Public-facing data, email addresses, the database, phone numbers, etc., which can be used for phishing and taking over the account, were the details found in the database. Additionally, the seller claims to have information on celebrities, random news, companies, etc. The authenticity of the claims was confirmed as a sneak peek was shared on Breach Forums. Twitter is investigating the issue.
Twitter was in the news for its acquisition by Elon Musk, The Tesla CEO, but backed out as it did not give out the exact details on the number of fake accounts and bots. It seems Twitter did not attempt to give a way to come out of this issue too.
Eric Weaver, an executive, working in the advertising field, could not log into his account as a hacker had hacked his account and changed the password. Furthermore, Weaver realized that his statement was put on sale online with some software to hack dozens of Twitter accounts quickly.
Weaver continued, “I was surprised this was all happening so openly,” The hackers “are able to operate with seeming impunity.” Weaver is not the only person who has had this experience; plenty of accounts are sold online for as little as $10.
However, Twitter still has to respond to this issue. One of the hackers said they could mask their location’s IP address by using a Twitter cracker loophole in Twitter security. The Twitter cracker can be easily purchased online. One seller/hacker said that you could upload almost 10,000 passwords at a single time, and it automatically checks the password and, if it doesn’t work, moves on.
Recently, a hacker posted 30 accounts on sale on ForumKorner.com. Short, one-word accounts were in demand, being easy to remember and giving extra space to write more about themselves in the 140 space limitation.
There is an alarming concern over the security of hacked accounts quickly and sold. Many companies have systems that prevent hackers from hacking by guessing passwords.
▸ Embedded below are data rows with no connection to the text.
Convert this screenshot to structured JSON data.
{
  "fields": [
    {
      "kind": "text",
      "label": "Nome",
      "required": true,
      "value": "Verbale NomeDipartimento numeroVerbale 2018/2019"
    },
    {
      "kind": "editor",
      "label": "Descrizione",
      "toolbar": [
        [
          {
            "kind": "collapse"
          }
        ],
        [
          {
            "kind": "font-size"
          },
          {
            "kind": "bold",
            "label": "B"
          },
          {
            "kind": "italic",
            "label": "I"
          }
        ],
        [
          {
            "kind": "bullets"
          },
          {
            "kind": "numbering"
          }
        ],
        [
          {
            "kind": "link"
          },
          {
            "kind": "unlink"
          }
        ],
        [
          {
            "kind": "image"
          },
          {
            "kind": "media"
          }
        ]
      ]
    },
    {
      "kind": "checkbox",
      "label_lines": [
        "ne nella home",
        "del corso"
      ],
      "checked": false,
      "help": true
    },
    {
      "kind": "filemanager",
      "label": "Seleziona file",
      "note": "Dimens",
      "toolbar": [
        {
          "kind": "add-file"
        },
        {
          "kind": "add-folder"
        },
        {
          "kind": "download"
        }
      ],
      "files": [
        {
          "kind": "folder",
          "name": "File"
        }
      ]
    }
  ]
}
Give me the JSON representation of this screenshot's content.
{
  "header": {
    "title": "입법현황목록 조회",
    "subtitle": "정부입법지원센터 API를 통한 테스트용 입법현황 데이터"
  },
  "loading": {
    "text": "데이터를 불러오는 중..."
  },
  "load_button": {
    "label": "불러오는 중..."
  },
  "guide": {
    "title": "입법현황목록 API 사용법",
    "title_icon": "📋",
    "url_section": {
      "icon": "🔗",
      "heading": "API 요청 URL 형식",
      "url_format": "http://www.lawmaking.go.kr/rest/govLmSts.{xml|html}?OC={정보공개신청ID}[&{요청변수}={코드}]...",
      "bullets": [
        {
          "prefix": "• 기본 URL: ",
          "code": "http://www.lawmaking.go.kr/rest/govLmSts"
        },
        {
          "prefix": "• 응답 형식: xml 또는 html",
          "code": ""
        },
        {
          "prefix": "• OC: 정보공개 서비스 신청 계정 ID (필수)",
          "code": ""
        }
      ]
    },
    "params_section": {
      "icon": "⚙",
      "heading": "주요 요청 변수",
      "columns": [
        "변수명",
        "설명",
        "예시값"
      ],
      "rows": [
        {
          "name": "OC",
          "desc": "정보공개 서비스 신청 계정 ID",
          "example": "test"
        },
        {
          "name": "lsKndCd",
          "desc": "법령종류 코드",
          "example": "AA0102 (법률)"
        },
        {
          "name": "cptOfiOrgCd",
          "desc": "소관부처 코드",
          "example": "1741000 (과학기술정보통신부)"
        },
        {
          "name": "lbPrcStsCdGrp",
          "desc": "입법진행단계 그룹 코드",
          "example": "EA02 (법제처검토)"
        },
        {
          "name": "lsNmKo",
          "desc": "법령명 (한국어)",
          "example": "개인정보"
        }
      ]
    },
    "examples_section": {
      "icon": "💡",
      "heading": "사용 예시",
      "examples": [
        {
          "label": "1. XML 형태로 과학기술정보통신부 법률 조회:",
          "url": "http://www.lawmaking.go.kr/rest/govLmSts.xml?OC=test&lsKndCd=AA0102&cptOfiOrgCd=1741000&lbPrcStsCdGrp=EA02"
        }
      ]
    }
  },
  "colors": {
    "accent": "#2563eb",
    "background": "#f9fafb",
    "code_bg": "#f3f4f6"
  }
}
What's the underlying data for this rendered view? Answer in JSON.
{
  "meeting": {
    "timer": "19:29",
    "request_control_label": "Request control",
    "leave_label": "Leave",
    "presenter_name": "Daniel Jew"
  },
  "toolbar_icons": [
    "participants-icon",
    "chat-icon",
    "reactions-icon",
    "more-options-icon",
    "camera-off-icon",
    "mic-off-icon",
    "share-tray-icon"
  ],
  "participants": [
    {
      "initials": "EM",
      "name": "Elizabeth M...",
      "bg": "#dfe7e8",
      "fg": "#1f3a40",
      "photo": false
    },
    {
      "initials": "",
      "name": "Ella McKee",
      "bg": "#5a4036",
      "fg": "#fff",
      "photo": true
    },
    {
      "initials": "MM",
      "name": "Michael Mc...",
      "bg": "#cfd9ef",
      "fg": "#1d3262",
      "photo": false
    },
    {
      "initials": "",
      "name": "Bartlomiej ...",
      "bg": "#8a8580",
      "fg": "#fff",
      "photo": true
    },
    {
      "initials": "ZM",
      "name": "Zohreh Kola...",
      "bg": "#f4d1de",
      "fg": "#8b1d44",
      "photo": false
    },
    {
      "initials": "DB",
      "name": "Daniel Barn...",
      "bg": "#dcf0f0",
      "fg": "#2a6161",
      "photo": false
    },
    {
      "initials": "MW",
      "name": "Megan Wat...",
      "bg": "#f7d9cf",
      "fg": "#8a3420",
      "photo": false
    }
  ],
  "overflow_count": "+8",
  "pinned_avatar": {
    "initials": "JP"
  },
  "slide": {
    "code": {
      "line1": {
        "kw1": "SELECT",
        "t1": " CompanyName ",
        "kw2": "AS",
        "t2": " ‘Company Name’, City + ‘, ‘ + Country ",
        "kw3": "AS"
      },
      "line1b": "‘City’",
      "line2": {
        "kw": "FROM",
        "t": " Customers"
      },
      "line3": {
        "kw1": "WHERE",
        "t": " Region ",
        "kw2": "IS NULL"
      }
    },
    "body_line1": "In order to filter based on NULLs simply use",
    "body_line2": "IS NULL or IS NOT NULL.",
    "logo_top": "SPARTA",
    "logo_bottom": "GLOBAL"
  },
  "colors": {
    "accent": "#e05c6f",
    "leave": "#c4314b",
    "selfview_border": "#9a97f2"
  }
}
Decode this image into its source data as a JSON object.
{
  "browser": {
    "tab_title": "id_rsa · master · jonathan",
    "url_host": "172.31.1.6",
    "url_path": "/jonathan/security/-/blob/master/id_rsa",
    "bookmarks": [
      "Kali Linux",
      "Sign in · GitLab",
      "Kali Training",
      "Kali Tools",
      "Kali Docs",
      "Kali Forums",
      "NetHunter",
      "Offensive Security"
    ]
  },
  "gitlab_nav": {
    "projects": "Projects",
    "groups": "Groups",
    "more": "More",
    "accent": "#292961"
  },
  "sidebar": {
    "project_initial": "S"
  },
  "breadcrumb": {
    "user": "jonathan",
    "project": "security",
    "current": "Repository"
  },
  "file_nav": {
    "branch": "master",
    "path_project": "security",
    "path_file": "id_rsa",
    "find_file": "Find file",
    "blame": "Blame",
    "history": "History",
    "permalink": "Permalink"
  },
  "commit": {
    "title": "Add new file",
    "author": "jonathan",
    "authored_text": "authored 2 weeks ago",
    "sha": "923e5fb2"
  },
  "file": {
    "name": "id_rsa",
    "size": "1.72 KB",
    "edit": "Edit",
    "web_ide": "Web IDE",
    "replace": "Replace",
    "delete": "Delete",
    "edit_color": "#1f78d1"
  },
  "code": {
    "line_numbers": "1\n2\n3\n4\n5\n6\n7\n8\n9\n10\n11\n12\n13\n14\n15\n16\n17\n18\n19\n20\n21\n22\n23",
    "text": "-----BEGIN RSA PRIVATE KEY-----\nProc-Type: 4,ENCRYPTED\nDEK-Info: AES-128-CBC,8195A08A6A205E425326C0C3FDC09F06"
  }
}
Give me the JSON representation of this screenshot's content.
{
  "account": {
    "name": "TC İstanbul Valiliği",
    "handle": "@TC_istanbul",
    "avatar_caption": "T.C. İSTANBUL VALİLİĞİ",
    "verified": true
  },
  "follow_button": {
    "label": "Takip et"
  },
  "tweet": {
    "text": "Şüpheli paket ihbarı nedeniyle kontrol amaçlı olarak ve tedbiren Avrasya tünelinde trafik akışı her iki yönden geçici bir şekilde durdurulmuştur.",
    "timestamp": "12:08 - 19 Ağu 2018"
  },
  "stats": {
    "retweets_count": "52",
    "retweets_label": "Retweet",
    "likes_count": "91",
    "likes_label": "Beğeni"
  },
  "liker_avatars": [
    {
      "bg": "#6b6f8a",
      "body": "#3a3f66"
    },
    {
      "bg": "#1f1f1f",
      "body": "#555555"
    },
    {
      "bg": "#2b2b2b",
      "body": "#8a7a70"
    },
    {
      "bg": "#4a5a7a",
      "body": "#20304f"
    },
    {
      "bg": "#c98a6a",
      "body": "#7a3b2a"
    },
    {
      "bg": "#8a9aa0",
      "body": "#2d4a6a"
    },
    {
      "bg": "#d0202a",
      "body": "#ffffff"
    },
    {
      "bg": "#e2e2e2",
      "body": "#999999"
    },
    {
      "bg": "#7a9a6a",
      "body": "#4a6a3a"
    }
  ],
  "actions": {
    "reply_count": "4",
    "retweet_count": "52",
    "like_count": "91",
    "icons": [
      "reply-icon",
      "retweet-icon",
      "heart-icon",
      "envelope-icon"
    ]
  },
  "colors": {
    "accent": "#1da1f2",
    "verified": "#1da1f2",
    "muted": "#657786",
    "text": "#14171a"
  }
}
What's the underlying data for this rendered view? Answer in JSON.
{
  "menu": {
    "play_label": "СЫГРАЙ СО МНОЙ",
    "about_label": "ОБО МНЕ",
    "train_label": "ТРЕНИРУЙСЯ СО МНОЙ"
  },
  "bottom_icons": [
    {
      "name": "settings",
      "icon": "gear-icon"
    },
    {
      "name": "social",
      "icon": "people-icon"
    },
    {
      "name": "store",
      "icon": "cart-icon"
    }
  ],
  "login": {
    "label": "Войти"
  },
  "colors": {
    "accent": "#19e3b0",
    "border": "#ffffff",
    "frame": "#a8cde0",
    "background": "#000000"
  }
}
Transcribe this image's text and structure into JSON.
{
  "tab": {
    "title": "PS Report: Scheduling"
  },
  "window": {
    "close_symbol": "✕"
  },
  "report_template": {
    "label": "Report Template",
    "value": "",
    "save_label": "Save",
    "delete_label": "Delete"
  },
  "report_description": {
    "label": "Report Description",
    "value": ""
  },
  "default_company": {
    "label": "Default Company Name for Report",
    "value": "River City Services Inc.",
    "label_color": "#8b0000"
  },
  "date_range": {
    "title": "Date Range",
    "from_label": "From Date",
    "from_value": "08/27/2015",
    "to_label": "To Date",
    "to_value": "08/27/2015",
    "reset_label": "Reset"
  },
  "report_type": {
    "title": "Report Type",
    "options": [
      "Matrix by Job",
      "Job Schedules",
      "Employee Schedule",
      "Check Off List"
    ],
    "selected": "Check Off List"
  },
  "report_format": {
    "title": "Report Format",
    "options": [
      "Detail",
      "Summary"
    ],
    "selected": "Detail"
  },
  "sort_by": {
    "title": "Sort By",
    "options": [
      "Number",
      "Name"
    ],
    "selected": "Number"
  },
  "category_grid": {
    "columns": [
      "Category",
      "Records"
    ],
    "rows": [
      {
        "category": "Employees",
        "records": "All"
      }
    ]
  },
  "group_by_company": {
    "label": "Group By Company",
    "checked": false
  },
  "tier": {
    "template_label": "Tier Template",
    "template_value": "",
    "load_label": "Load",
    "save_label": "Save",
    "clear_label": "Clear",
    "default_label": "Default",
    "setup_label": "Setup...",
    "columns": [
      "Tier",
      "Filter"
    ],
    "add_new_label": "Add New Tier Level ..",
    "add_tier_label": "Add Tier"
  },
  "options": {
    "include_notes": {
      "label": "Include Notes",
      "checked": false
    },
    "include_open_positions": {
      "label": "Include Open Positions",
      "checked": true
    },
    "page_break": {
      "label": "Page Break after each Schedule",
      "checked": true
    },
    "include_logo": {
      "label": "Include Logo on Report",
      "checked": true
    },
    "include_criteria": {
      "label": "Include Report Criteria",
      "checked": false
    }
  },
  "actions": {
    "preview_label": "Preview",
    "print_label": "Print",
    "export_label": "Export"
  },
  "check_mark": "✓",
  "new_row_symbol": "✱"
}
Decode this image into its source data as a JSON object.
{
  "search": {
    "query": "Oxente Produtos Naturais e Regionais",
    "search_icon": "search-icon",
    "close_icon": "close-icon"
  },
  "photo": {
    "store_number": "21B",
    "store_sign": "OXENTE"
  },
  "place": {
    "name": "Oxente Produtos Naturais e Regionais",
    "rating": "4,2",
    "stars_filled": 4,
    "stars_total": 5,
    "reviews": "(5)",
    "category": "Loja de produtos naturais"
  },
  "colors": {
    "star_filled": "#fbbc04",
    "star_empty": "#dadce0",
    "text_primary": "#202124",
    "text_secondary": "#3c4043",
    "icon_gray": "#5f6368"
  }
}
The question here is why Twitter is not adopting this policy when this is a real threat to users on the microblogging site.
Twitter still maintains that bots make up less than 5% of all the accounts on the microblogging site.